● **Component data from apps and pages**
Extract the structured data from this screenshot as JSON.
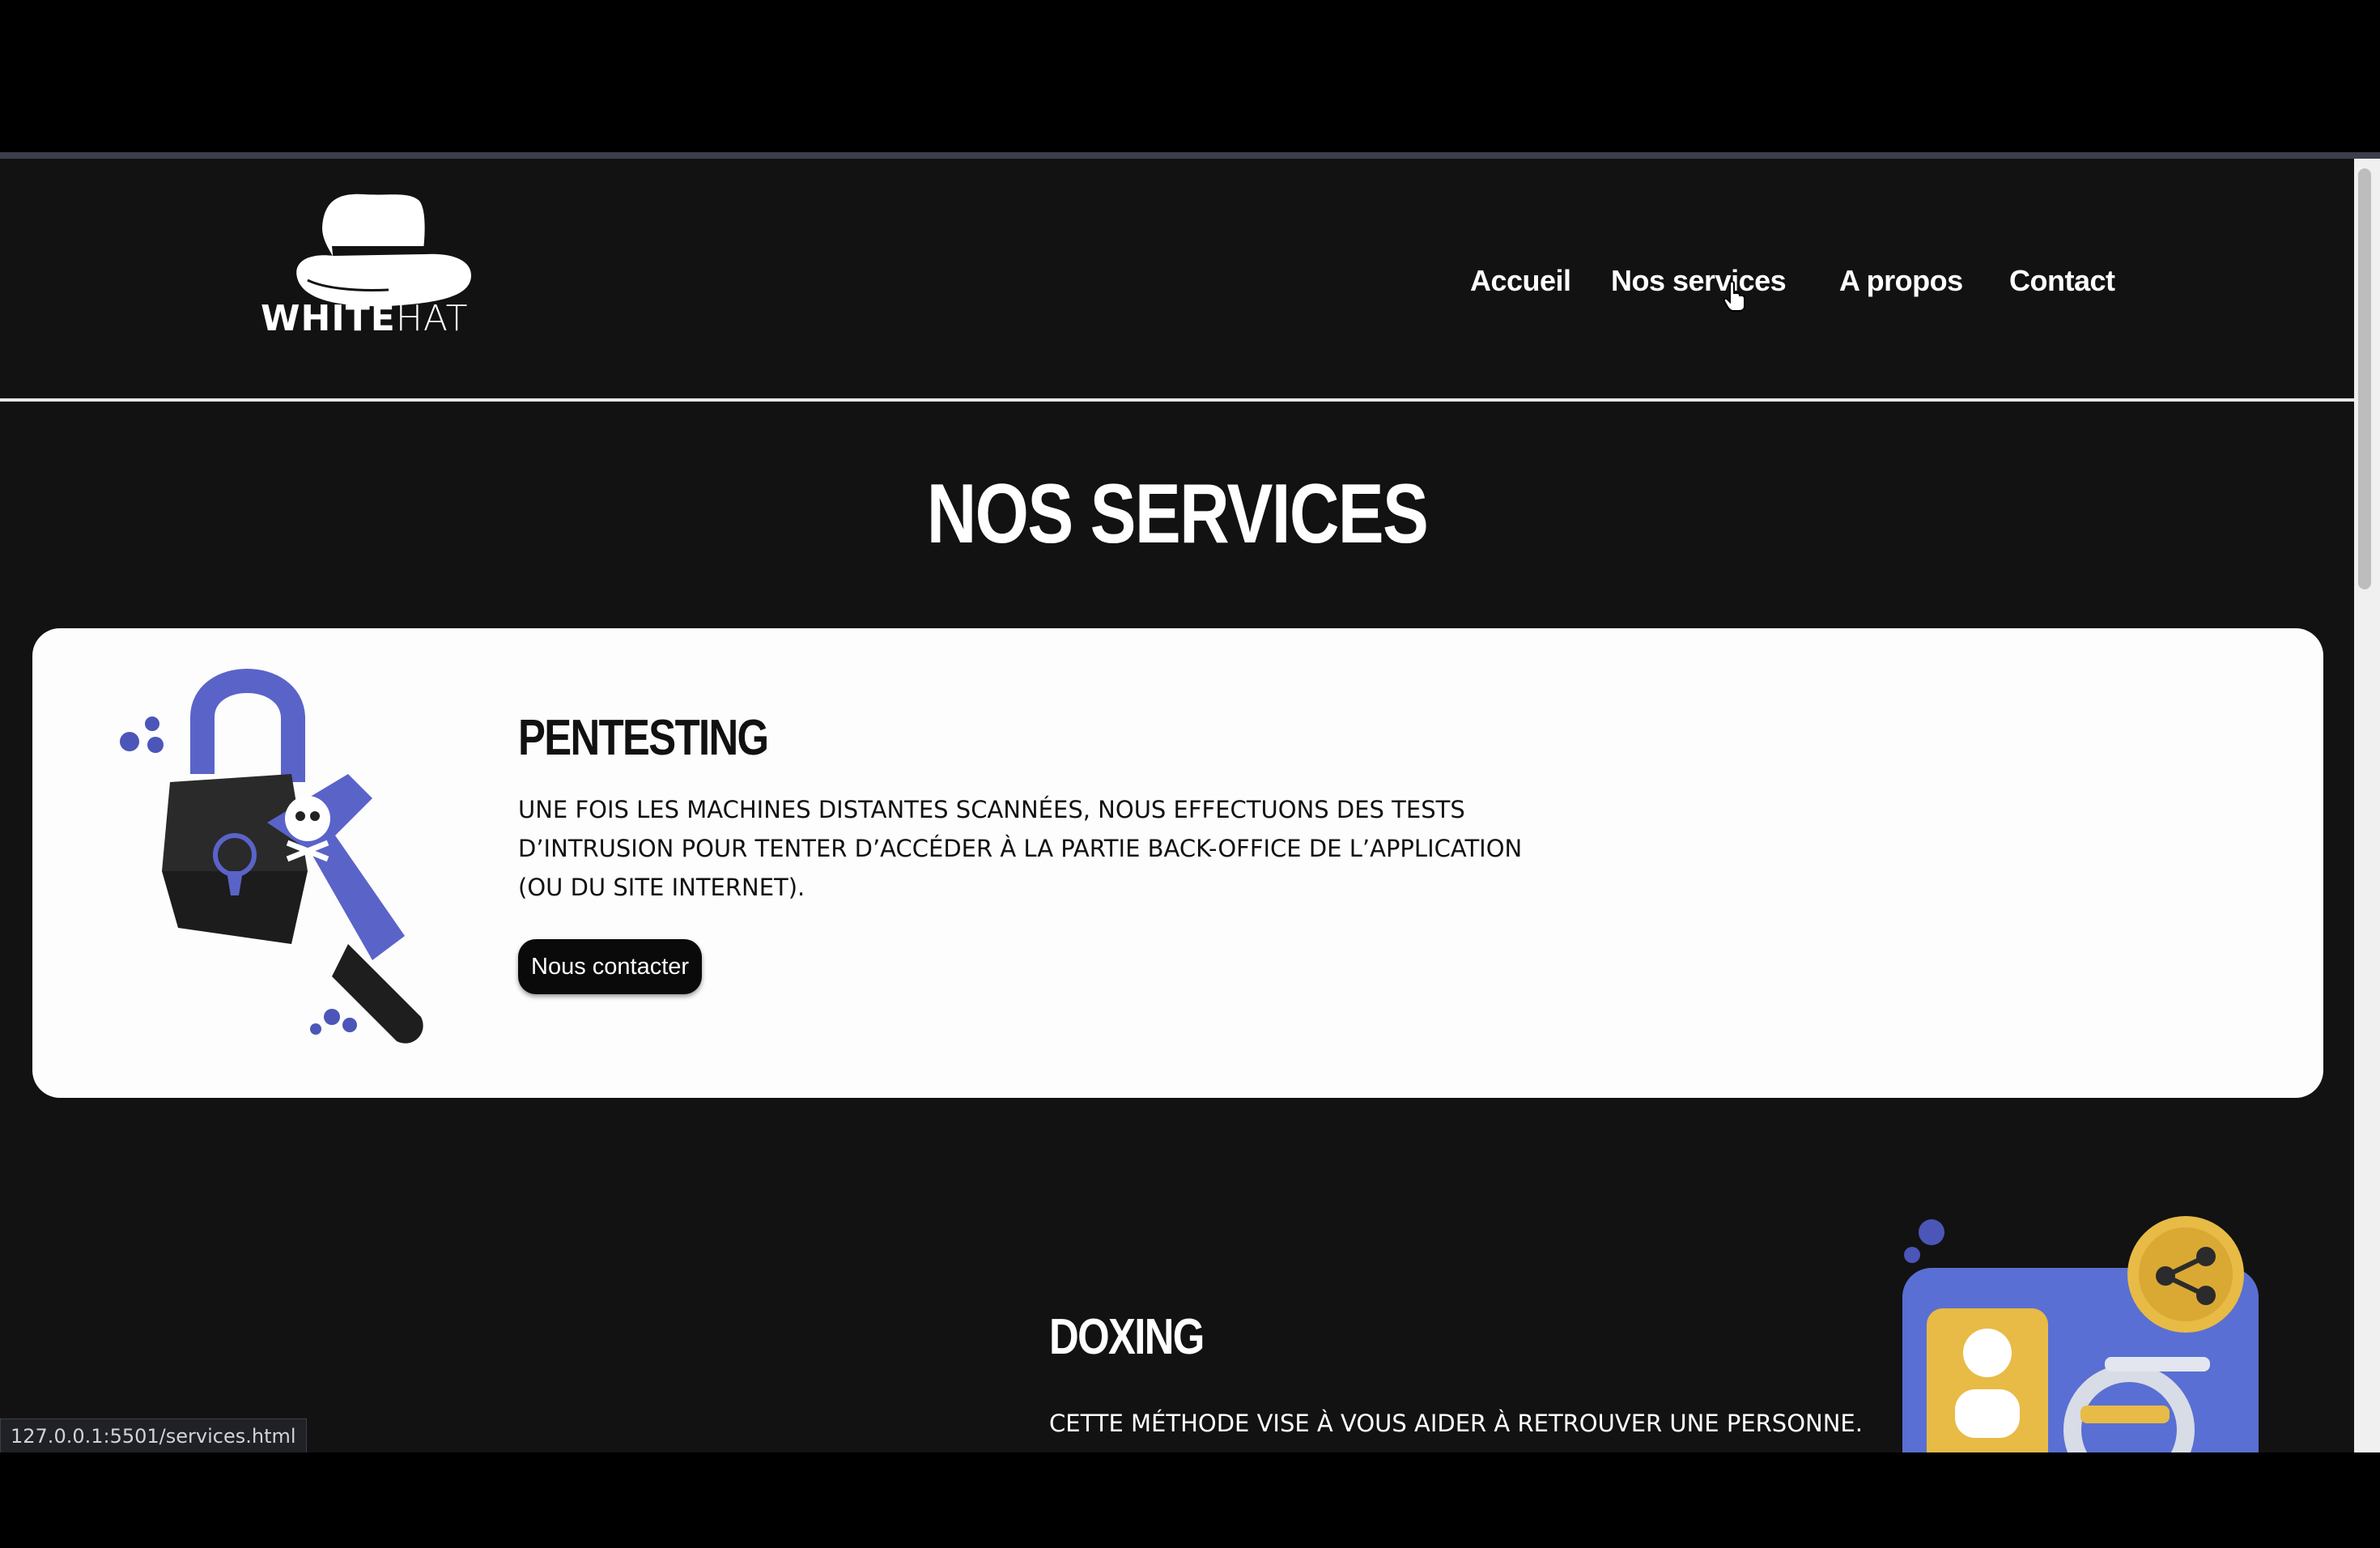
{
  "logo": {
    "brand_bold": "WHITE",
    "brand_light": "HAT"
  },
  "nav": {
    "items": [
      {
        "label": "Accueil"
      },
      {
        "label": "Nos services"
      },
      {
        "label": "A propos"
      },
      {
        "label": "Contact"
      }
    ],
    "hovered": "Nos services"
  },
  "page": {
    "title": "NOS SERVICES"
  },
  "services": [
    {
      "title": "PENTESTING",
      "description": "Une fois les machines distantes scannées, nous effectuons des tests d’intrusion pour tenter d’accéder à la partie back-office de l’application (ou du site internet).",
      "button_label": "Nous contacter",
      "illustration": "broken-padlock-icon"
    },
    {
      "title": "DOXING",
      "description": "Cette méthode vise à vous aider à retrouver une personne.",
      "illustration": "id-card-share-icon"
    }
  ],
  "status_bar": {
    "url": "127.0.0.1:5501/services.html"
  },
  "colors": {
    "background": "#121212",
    "card": "#fdfdfd",
    "accent": "#5a63c8",
    "gold": "#e7bb45"
  }
}
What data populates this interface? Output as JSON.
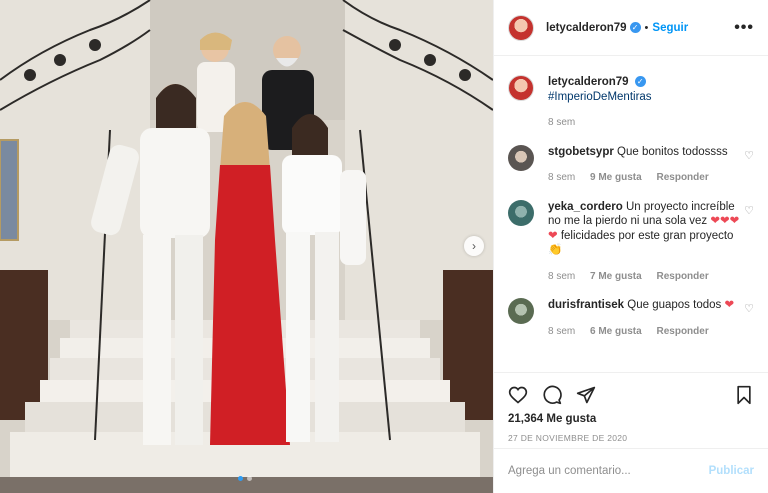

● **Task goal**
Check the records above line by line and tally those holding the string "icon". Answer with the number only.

● **Your response**
2